Born: April 8, 1920;

Died: September 2, 2017.

SYBIL Flory, who has died in Huntly in Aberdeenshire aged 97, was a teacher who became well known for her extraordinary story of evading the Japanese in Burma during the Second World War and the many years it took for her to be reunited with her sister, from whom she had been separated in December 1941 in Rangoon.

The Le Fleur sisters, Sybil and Blanche, were preparing for Christmas when a ferocious air bombardment by the Japanese caused havoc to the centre of the city. In the chaos the sisters fled in opposite directions – neither knowing of the other’s whereabouts let alone if the other one was alive. That was to remain unchanged for 65 years.

Sybil Flory spent some months in refugee camps, where dysentery and starvation were rife, before finding a passage back to Britain via Calcutta. Blanche and her baby lived in Burma under Japanese occupation for three torrid years.

Sybil Le Fleur was the daughter of a Burmese mother and a French engineer. Both her parents died when she was a child and the sisters grew up together and became close. They attended St Philomena’s Convent School in Rangoon where they were taught by Scottish nuns and performed Stop Yer Tickling, Jock. Sybil then worked as a seamstress in a department store and as a primary school teacher.

She was able to escape from Rangoon with the help of long-standing family friends and voyaged north under hostile and terrible conditions. She then travelled to Meerut in Uttar Pradesh where she was determined to contribute to the war effort and worked as a telephonist with the Royal Army Medical Corps.

While there she met at the hospital Reid Flory, a Scottish pharmacist who had served with the 51st Highland Division and had been one of the last soldiers to be evacuated from Dunkirk. He was then posted to Burma and they were married in August 1943.

They returned to the UK in 1946 with their two children, sailing up the Clyde in a snow storm, and set up home initially in Ellon in Aberdeenshire. Latterly they moved to Huntly where Mrs Flory was her husband’s assistant in his pharmacy. They lived a busy social life and played an active part in the local community – Reid Flory was the last provost of Huntly in 1973. In addition to civic duties Mrs Flory was a keen member of the bowling club and president of the Townswomen’s Guild. She remained a devout Catholic all her life and a member of St Margaret’s Church in Huntly.

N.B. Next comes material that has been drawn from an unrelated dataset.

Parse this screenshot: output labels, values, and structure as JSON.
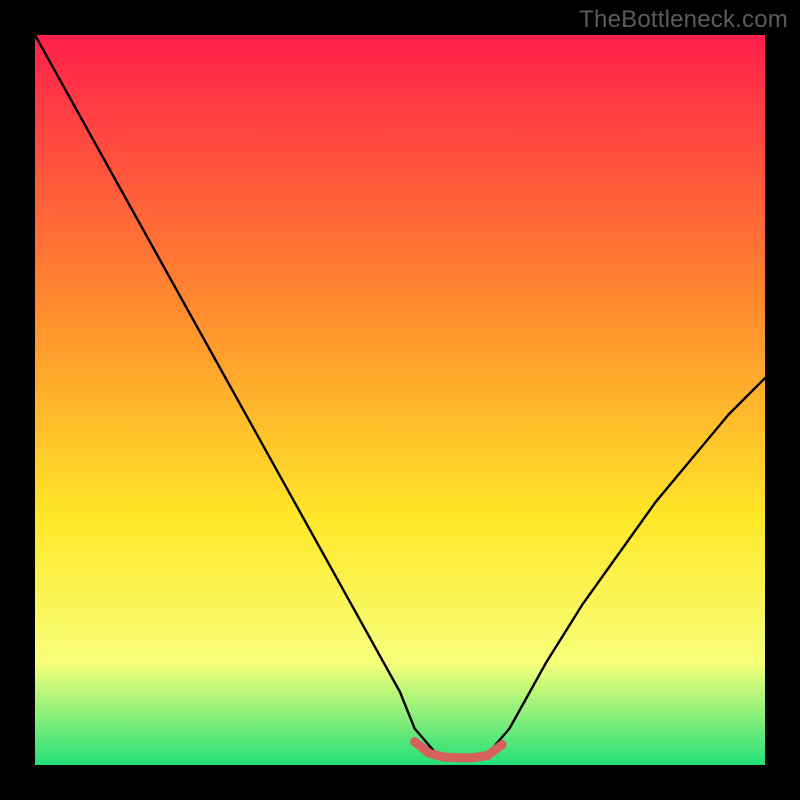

But Mrs Flory never stopped trying to get in touch with her sister. Her attempts had proved unsuccessful despite exhaustive enquiries. She approached the Britain-Burma Society and it transpired there had been a mix up with the spelling of their maiden name. The society’s records, indeed, showed a Blanche Flory who was keen to contact her sister. After further investigations the sisters were put in touch with each other in 2007.

"When my mum spoke to her sister it was like they had never been apart," said Sybil’s son Derek.

Blanche Flory, who had lived in Calcutta since 1958, greeted her sister joyously. Her first words to Sybil were, “Where have you been, Sybil? That’s the longest shopping trip you have ever been on.” In turn Sybil commented, “I missed Blanche terribly and spoke about her all the time to my family, but I never thought I'd see her again. Now, every Sunday we speak on the phone for three hours."

Mrs Flory was 87 when she flew to Calcutta in 2007 to meet her 85-year-old sister. It turned out that the sisters had had two boys and two girls each and, astonishingly, Sybil Flory’s daughter Flora and Blanche’s daughter Anita share the same birthday.

Derek Flory captured the charm and drama of his mother and aunt’s life in a heart-rending account of their lives in his book Torn Apart which was published by Mainstream in 2008. His poignant account of their reunion was uplifting but maintained a delightful element of humour.

In an interview that year, Mrs Flory explained how she had attempted to cope with her experiences. "I just didn't want to talk about it," she said. "I wondered what had happened, whether Blanche was dead or not, and also about my brother and other sister, Eunice. I just got on with it. I was lucky that I had a good husband, in-laws and children. I gave all my time to them, that's what I did with my life."

Derek said of writing the book: "I had this vague idea that Mum had escaped from the Japanese. But to her this isn't anything special, it's just her life. I started to think of her as this remarkable person. Then we discovered this extended family. It was a revelation."

To promote her son's book, Sybil Flory appeared at the Edinburgh International Book Festival, where she regaled the audience with stories for an hour. Derek told The Herald: “The Edinburgh Book Festival was a great success for mum. I had been concerned that at the age of 88 she might have been reluctant to do it but she was very enthusiastic. The event was sold out. Mum was in sparkling form, laughing and telling funny stories to the audience and had the audience laughing and crying.” Sybil attended other book signings in Scotland – notably at Huntly and was interviewed by Clare Balding for Radio 4.

Sybil Flory is survived by her son and two daughters. Her husband and sister Blanche both predeceased her.